According to some observers, sailors still lament drowning at sea. Slaves complain about a life of toil. Indians hover near their burial grounds. Members of the military haunt ships and battlefields. Even the fun, festive Cavalier Hotel has dark legends.
Ghosts may have died prematurely and now they hang around to protest the injustice. Or perhaps they have messages for us.
What we know for sure is that thousands of people travel to Virginia Beach not for sun and surf but to encounter our ghosts.
One popular destination is the Old Coast Guard Station, built in 1903 and now a museum. The building began as a life-saving station where crews of “surfmen" were on duty around the clock to rescue people from sinking ships. The Old Coast Guard Station offers a Ghost Walk program.
William Hazel, the museum’s Administrative Director, says, “I have enjoyed working in the museum field for almost 20 years now. I love these old buildings and never get tired of being so closely connected to history. By far, the Old Coast Guard Station is the most active I have experienced when it comes to things I can't explain.”
Hazel recalls a vivid experience from last summer: “Early in the morning, I was climbing the watchtower stairs on my way to clean the Tower Camera that we feature on the website. A distinct cold air sensation...very, very cold air, came across my left shoulder and upper arm. It made me stop in my tracks. Keep in mind the tower is not air conditioned, has no vents, and is very hot in the summer….This is something that others have reported feeling in our watchtower. On numerous occasions, we hear footsteps and floor boards creak when there is no one in the Museum. One time, the steps were so loud, our co-worker from downstairs at the admissions desk called to ask if someone had come into the museum and was in the upper gallery.”
Hazel reports that he has had four encounters in the last year.
Another famous destination is the Ferry Plantation House on the Lynnhaven River. The director there is Belinda Nash, author of “A Place In Time,” a story of Virginia’s only convicted witch tried by water (“witch duck”) and found guilty in 1706. The trial took place near Ferry Plantation.
Belinda Nash says, “On a daily basis people come to tour the historic house to hear the history of the area. We don’t know why the house has so much to tell, but as hundreds will admit she—meaning the house—wants to be heard. People from around the world spend Friday night in the hope they will experience a ghost.”

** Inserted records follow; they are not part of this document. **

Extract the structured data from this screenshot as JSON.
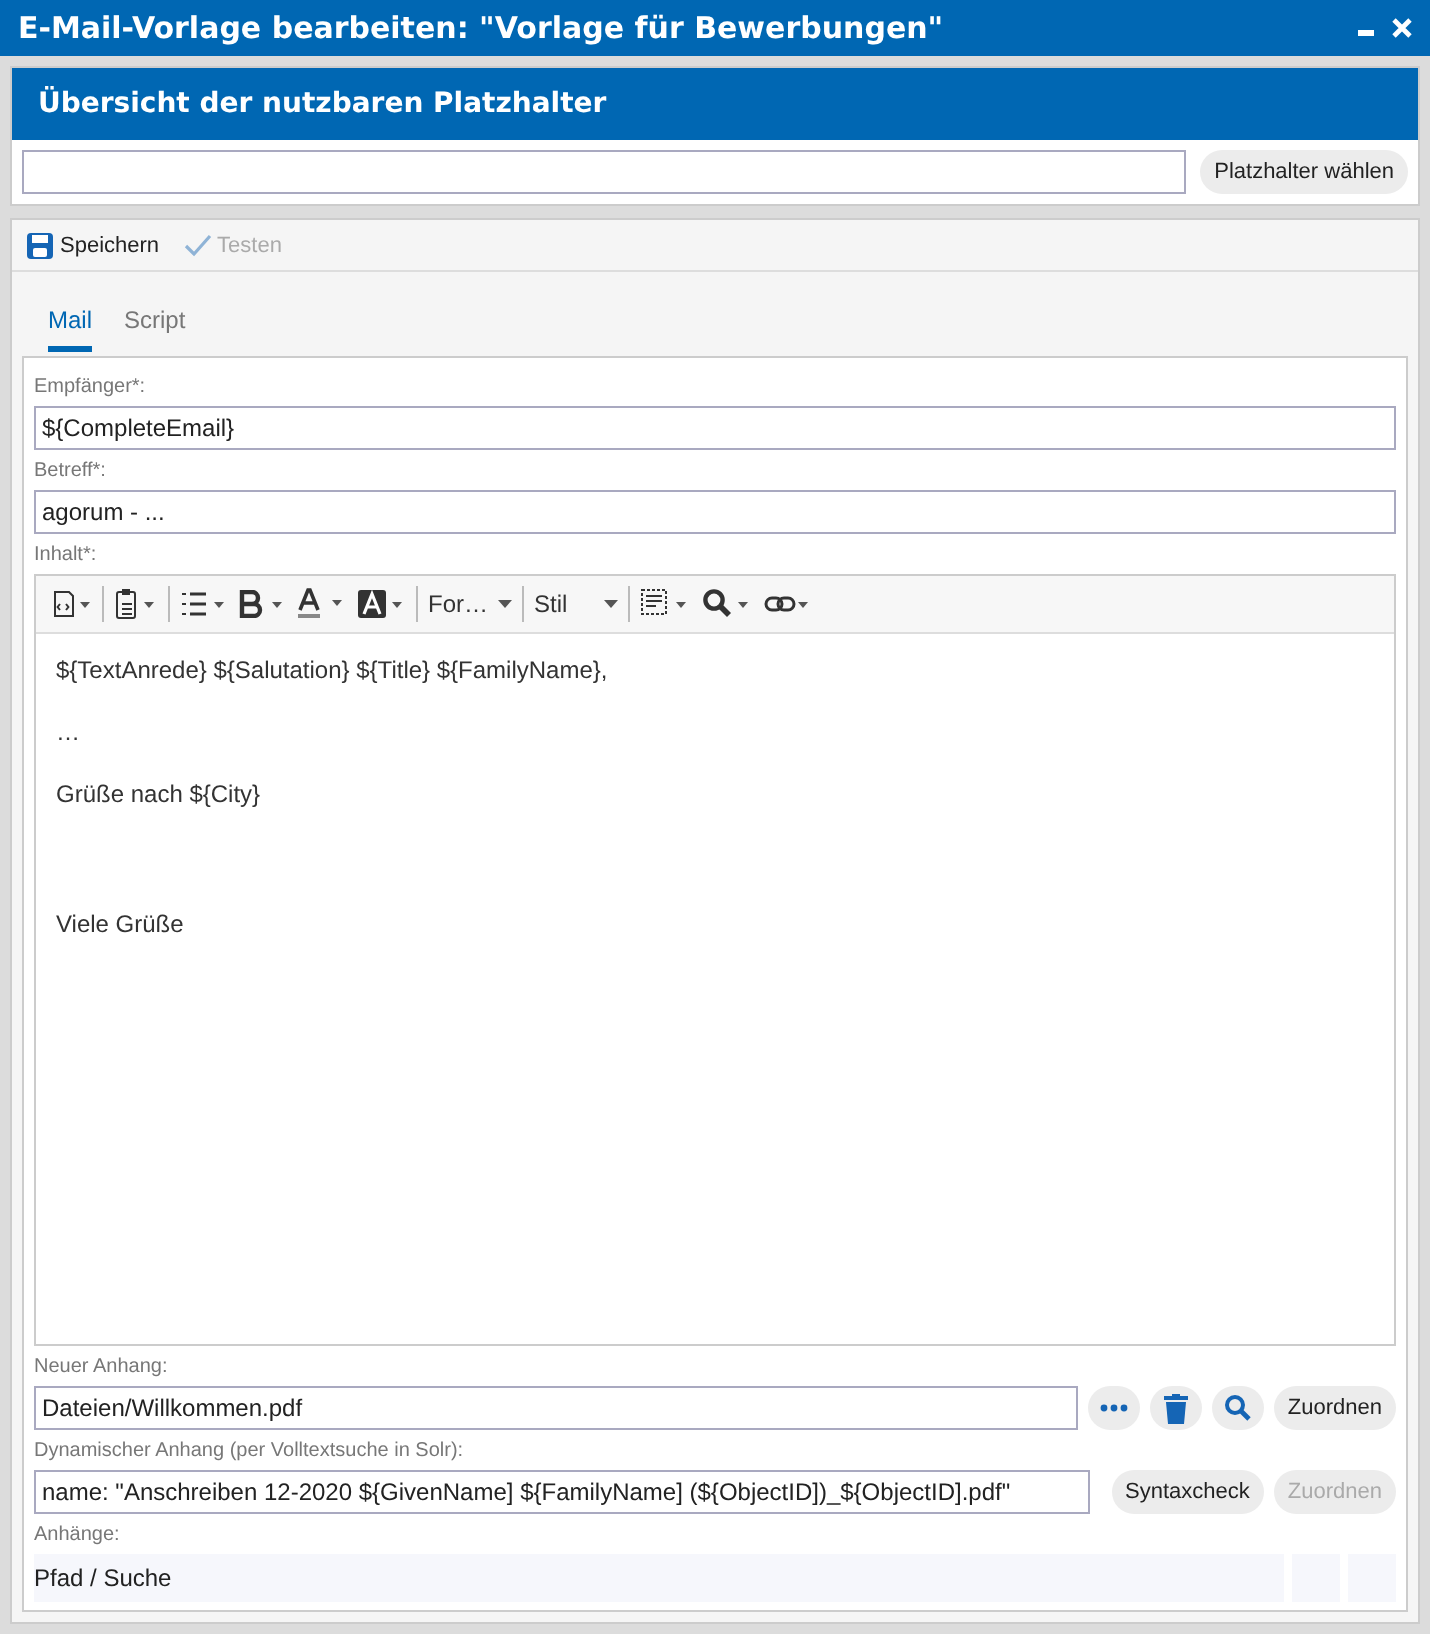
{
  "window": {
    "title": "E-Mail-Vorlage bearbeiten: \"Vorlage für Bewerbungen\""
  },
  "placeholder_panel": {
    "title": "Übersicht der nutzbaren Platzhalter",
    "button": "Platzhalter wählen"
  },
  "toolbar": [
    {
      "kind": "save",
      "label": "Speichern",
      "disabled": false
    },
    {
      "kind": "test",
      "label": "Testen",
      "disabled": true
    }
  ],
  "tabs": [
    {
      "label": "Mail",
      "selected": true
    },
    {
      "label": "Script",
      "selected": false
    }
  ],
  "recipient": {
    "label": "Empfänger*:",
    "value": "${CompleteEmail}"
  },
  "subject": {
    "label": "Betreff*:",
    "value": "agorum - ..."
  },
  "content": {
    "label": "Inhalt*:",
    "format_dropdown": "For…",
    "style_dropdown": "Stil",
    "paragraphs": [
      {
        "text": "${TextAnrede} ${Salutation} ${Title} ${FamilyName},",
        "gap_before": false
      },
      {
        "text": "…",
        "gap_before": false
      },
      {
        "text": "Grüße nach ${City}",
        "gap_before": false
      },
      {
        "text": "Viele Grüße",
        "gap_before": true
      }
    ]
  },
  "new_attachment": {
    "label": "Neuer Anhang:",
    "value": "Dateien/Willkommen.pdf",
    "button": "Zuordnen",
    "disabled": false
  },
  "dynamic_attachment": {
    "label": "Dynamischer Anhang (per Volltextsuche in Solr):",
    "value": "name: \"Anschreiben 12-2020 ${GivenName] ${FamilyName] (${ObjectID])_${ObjectID].pdf\"",
    "check_button": "Syntaxcheck",
    "button": "Zuordnen",
    "disabled": true
  },
  "attachments": {
    "label": "Anhänge:",
    "columns": [
      "Pfad / Suche"
    ]
  }
}
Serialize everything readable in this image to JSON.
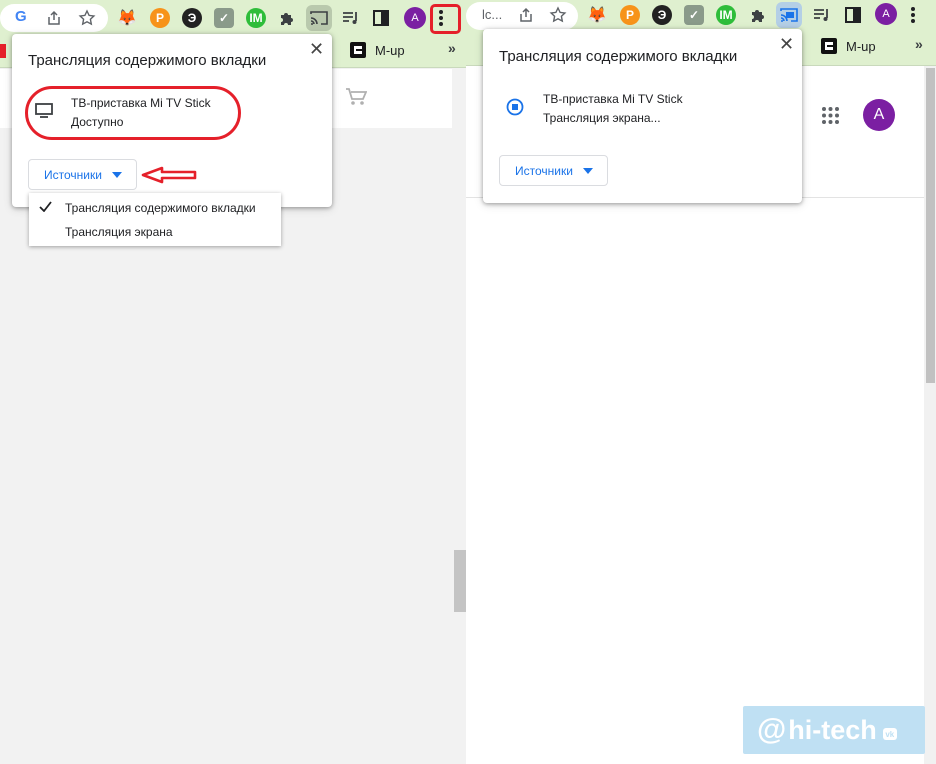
{
  "left": {
    "bookmark_label": "M-up",
    "avatar_letter": "A",
    "popup": {
      "title": "Трансляция содержимого вкладки",
      "close_symbol": "✕",
      "device_name": "ТВ-приставка Mi TV Stick",
      "device_status": "Доступно",
      "sources_button": "Источники"
    },
    "sources_menu": {
      "items": [
        {
          "label": "Трансляция содержимого вкладки",
          "checked": true
        },
        {
          "label": "Трансляция экрана",
          "checked": false
        }
      ]
    },
    "annotation_color": "#e5202a"
  },
  "right": {
    "tab_fragment": "lc...",
    "bookmark_label": "M-up",
    "avatar_letter": "A",
    "popup": {
      "title": "Трансляция содержимого вкладки",
      "close_symbol": "✕",
      "device_name": "ТВ-приставка Mi TV Stick",
      "device_status": "Трансляция экрана...",
      "sources_button": "Источники"
    },
    "page_avatar_letter": "A"
  },
  "watermark": {
    "at": "@",
    "text": "hi-tech",
    "badge": "vk"
  },
  "colors": {
    "toolbar_bg": "#dff0cf",
    "link_blue": "#1a73e8",
    "avatar_purple": "#7b1fa2"
  }
}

Nash is comfortable with the thought of having ghosts around her. She loves being at the Ferry Plantation House. “You actually have a relaxed feeling about you as soon as you are told what is happening. People that are open to the spirits will sense them. Sometimes you are just cleaning, as old houses get dusty, and all of a sudden the smell of sweet pipe tobacco will wisk in front of you. The old gentleman in the parlor is trying to get your attention…The sounds of the night happen quite often. It seems that the slaves continue to work after dusk. It may be the wind in the trees playing tricks but the wind does not put words to the low muffled sounds that we hear. As I always tell everyone, ask permission as I do, before entering a building that may have the presence of spirits. We are the intruders interrupting the past.”
COSMIC PERSPECTIVE: An option trader, well-known in Manhattan, became obsessed with UFO phenomena and often declared: “If just one UFO story is true, it changes everything!”

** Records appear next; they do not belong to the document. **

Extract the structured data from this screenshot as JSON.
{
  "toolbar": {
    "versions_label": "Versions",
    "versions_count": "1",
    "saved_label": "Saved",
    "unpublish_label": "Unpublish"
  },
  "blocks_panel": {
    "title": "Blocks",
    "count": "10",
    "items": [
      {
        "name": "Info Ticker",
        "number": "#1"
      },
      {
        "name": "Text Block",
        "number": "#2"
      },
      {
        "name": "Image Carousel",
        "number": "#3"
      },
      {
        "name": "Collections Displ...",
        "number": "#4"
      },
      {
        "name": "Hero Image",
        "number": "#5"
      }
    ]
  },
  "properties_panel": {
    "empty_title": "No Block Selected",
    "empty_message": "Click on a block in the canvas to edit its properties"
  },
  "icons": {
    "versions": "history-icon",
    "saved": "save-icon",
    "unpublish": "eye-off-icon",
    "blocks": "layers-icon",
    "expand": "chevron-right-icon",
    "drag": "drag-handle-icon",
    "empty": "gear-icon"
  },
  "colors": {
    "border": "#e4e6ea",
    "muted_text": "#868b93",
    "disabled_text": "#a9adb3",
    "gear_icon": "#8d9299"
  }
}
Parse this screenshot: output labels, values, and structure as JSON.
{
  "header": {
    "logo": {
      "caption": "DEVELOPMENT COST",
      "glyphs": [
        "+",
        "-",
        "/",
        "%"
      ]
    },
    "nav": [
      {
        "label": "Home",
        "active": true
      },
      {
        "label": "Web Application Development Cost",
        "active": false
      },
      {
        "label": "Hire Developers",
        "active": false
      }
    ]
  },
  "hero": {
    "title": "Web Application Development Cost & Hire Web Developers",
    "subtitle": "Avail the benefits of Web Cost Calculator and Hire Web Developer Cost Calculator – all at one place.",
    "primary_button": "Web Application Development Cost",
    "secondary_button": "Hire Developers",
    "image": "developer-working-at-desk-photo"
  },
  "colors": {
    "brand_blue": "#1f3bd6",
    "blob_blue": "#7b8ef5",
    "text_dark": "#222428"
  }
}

We can add with greater conviction: “If just one ghost story is true, it changes everything.” Indeed, ghost stories are perhaps more significant. A ghost is a soul. If you have souls, then you have a spiritual or supernatural universe.
Ferry Plantation -- website
Old Coast Guard Station -- website
"Va. Beach's haunted history is remembered" — newspaper article by Paul Clancy